LIFE AND DEATH
by NABIL IQBAL with soundtrack by JONATHAN ULIEL SALDANHA
This is an INTERACTIVE GAME that lets you make a BLACK HOLE and watch it die. In the first half, you have one minute to feed it. CLICK ANYWHERE on the screen to create a particle which might fall in, and listen to the chirps of the gravitational waves that are produced. In the second half, WATCH the black hole evaporate and LISTEN TO DEEP SPACE FOR 5 MINUTES. In the process everything that fell in eventually emerges, heavily scrambled. The final color pattern is unique to the black hole you made.
ATTENTION: Play this game on your computer or
tablet and keep the SOUND ON!
NABIL IQBAL is a theoretical physicist based at Durham University in the UK. He is interested in understanding quantum physics (i.e. things that wiggle), gravity (i.e. things that fall), and string theory (i.e. things that do both).

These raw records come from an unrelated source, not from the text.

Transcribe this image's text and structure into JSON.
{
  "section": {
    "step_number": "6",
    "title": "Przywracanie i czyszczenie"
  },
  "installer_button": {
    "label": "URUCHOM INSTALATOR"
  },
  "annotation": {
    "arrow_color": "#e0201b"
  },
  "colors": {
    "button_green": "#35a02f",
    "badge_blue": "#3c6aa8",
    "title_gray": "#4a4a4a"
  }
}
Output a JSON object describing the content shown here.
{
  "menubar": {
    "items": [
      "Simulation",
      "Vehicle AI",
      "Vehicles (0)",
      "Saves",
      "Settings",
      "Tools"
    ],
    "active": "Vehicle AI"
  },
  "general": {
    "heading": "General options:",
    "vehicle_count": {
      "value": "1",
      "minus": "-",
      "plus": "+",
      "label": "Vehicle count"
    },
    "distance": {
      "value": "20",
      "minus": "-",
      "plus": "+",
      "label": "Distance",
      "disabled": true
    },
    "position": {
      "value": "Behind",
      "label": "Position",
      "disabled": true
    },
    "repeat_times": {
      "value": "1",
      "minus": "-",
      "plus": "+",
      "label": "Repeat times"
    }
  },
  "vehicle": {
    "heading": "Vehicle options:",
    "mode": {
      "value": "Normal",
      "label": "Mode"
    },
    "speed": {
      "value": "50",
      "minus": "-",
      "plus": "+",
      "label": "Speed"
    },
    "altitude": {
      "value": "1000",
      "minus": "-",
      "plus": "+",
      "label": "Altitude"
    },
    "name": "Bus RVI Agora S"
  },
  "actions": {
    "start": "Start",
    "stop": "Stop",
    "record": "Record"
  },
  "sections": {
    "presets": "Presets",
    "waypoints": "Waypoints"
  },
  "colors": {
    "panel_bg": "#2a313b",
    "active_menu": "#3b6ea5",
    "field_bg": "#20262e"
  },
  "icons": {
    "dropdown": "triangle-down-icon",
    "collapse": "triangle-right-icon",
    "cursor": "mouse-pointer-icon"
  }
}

JONATHAN ULIEL SALDANHA is a musician, visual artist, scenic and sound designer. He investigates the intersections between pre-language, alterity, sci-fi, sound as a vector for contagion, and the tension between the synthetic and landscape.
DO YOU WANT TO LEARN ABOUT THE PHYSICS AND THE SOUNDSCAPE OF THIS EXPERIENCE?
This game is a stylized representation of the dynamics of an actual black hole.
/ The first half illustrates how massive objects interact with a black hole and orbit it. The rules governing this motion are approximations to the actual dynamics of massive objects in a gravitational field. In particular, notice how particles generically spiral inwards towards the black hole; this happens because their collective energy is radiated out in the form of gravitational waves, which we have chosen to depict with sounds. We have tried to model quasi-realistically how the frequency and amplitude of these waves changes with time, while keeping the game fun to play and listen to.
/ Such dramatic processes — in which black holes collide, and one eats another — happen in real life in deep space. The resulting ripples in the fabric of spacetime can be detected on Earth using gravitational wave detectors. The characteristic “chirp” — arising from the rapidly increasing frequency of the gravitational radiation as the two bodies collide — can clearly be heard in actual gravitational waveforms, and is the inspiration for the name of Plataforma UMA’s project “THE BIRTH OF A BLACK HOLE SOUNDS LIKE A BIRD'S CHIRP”.
/ The second half of the game reflects what happens to a black hole if it is left alone. It will then radiate out all of its contents, in a process called Hawking radiation. In real life this happens excruciatingly slowly, and has never been experimentally detected. This process is thought to utterly scramble all of the information which enters, which we have chosen to depict with the mixed-up colors of the particles that fly out. It is thought that the final pattern of Hawking radiation — in our game, the circle of colors surrounding the space where the black hole once was — retains a memory of everything that entered, though it is encoded in a very convoluted and garbled form. The details of this scrambling remain unclear, and much active research in theoretical physics is devoted to understanding this process.
/ The sound piece CYGNUS-X1 was constructed from the manipulation of electromagnetic noise coming from the Cygnus x-1 black hole, recorded in 2006 at Dwingelow Radio Antenna (CAMRAS), Netherlands.
/ A mechanical ear listens to radio sources coming from the cosmos electromagnetic spectrum ~ strong radio emanations arrive from the Cygnus constellation and its black hole ~ the signal feeding the antenna is translated into white noise ~ the signal deteriorates through its electric mechanical body ~ listening to the machine that hears ~ The noise was progressively filtered and resonated through a series of objects, a sequence of sonic translations between flexible membranes and inner cavities.
/ Translation materials:
∞ > electricity > metal > ceramics > wood > skin > goat skull > human skull > electricity > ∞
All sounds recorded and manipulated by Jonathan Uliel Saldanha.
Mastered by Frederic Alstadt
Thanks to Regina de Miguel and the project Nouvelle Vague Science Fiction.